- Exercise aim
Select every line containing the word "kind" from the material, and copy those lines.

- The input
= = = = =
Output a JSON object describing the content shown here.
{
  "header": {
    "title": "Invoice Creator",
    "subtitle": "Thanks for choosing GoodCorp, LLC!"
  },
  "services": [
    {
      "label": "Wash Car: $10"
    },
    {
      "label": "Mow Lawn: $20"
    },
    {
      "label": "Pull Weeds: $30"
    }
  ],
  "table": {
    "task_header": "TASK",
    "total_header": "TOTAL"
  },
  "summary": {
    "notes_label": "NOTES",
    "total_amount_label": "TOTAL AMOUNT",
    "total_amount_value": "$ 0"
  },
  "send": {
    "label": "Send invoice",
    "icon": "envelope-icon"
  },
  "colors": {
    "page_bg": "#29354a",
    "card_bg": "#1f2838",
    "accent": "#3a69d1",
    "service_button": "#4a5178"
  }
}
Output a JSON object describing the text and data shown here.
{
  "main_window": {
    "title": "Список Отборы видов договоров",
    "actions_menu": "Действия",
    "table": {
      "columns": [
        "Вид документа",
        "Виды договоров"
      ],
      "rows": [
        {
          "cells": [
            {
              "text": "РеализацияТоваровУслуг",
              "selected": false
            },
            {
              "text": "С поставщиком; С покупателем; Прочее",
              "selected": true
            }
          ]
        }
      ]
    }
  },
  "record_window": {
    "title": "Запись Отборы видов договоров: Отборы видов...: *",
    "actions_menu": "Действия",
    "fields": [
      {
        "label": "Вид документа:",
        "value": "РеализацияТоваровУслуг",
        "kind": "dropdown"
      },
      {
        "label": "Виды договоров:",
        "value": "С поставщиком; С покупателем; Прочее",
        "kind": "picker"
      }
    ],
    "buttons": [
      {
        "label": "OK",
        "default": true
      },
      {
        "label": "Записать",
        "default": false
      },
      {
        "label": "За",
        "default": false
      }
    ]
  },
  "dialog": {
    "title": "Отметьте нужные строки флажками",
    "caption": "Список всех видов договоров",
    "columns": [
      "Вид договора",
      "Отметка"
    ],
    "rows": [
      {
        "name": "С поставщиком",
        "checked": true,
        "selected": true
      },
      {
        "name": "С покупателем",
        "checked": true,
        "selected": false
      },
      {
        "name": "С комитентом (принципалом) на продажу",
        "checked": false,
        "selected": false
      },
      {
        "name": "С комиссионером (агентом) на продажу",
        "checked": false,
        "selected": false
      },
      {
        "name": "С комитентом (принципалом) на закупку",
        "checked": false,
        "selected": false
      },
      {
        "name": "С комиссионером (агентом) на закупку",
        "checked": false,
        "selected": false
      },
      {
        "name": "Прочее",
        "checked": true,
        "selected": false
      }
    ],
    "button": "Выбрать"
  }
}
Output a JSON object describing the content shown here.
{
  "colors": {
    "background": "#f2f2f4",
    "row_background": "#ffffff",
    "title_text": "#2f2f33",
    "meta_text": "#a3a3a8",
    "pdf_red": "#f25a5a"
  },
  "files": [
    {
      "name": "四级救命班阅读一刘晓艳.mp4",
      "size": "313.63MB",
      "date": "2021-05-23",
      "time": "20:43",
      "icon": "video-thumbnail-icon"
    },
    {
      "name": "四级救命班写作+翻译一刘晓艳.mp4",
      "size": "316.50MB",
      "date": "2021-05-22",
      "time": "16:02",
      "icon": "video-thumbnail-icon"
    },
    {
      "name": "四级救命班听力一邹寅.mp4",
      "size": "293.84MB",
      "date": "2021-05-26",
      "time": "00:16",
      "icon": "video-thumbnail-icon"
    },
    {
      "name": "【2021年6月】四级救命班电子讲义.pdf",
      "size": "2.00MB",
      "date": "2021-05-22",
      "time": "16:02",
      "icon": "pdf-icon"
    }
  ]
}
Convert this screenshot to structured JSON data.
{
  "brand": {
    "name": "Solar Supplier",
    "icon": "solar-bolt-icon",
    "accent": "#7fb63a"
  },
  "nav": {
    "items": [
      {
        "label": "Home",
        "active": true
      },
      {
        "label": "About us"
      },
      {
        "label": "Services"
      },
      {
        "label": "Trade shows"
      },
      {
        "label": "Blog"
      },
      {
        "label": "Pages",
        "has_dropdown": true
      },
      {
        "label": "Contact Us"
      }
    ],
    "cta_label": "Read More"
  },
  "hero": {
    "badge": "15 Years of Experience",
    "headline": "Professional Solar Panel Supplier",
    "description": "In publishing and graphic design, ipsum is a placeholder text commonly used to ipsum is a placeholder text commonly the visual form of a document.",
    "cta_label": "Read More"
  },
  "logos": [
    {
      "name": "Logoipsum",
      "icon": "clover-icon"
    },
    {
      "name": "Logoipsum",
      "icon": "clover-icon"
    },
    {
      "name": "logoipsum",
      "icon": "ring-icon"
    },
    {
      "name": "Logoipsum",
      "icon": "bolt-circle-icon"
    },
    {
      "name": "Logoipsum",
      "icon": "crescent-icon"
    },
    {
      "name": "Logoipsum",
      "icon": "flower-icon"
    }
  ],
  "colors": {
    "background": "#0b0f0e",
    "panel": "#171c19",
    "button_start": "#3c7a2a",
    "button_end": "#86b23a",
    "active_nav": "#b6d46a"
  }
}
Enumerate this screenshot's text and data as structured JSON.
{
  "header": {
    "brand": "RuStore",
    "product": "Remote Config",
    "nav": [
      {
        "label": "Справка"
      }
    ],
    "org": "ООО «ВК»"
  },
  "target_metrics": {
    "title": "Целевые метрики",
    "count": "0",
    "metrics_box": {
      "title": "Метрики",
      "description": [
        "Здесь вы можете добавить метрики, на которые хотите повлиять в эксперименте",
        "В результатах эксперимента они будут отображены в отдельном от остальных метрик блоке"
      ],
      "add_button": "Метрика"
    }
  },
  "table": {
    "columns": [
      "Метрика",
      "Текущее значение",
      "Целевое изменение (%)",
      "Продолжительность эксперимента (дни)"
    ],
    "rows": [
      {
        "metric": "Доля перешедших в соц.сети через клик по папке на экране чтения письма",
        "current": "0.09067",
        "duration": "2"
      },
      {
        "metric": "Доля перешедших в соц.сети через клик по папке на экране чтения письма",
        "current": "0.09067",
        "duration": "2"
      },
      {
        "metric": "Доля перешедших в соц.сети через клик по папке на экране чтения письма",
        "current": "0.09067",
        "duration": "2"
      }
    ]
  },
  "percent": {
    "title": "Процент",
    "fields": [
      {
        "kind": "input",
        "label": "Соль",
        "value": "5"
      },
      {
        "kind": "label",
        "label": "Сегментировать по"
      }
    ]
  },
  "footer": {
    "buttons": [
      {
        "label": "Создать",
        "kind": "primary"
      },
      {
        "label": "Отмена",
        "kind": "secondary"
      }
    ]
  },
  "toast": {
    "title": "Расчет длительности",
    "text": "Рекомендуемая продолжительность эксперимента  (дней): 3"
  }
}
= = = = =
- Solution
        "kind": "dropdown"
        "kind": "picker"
        "kind": "input",
        "kind": "label",
        "kind": "primary"
        "kind": "secondary"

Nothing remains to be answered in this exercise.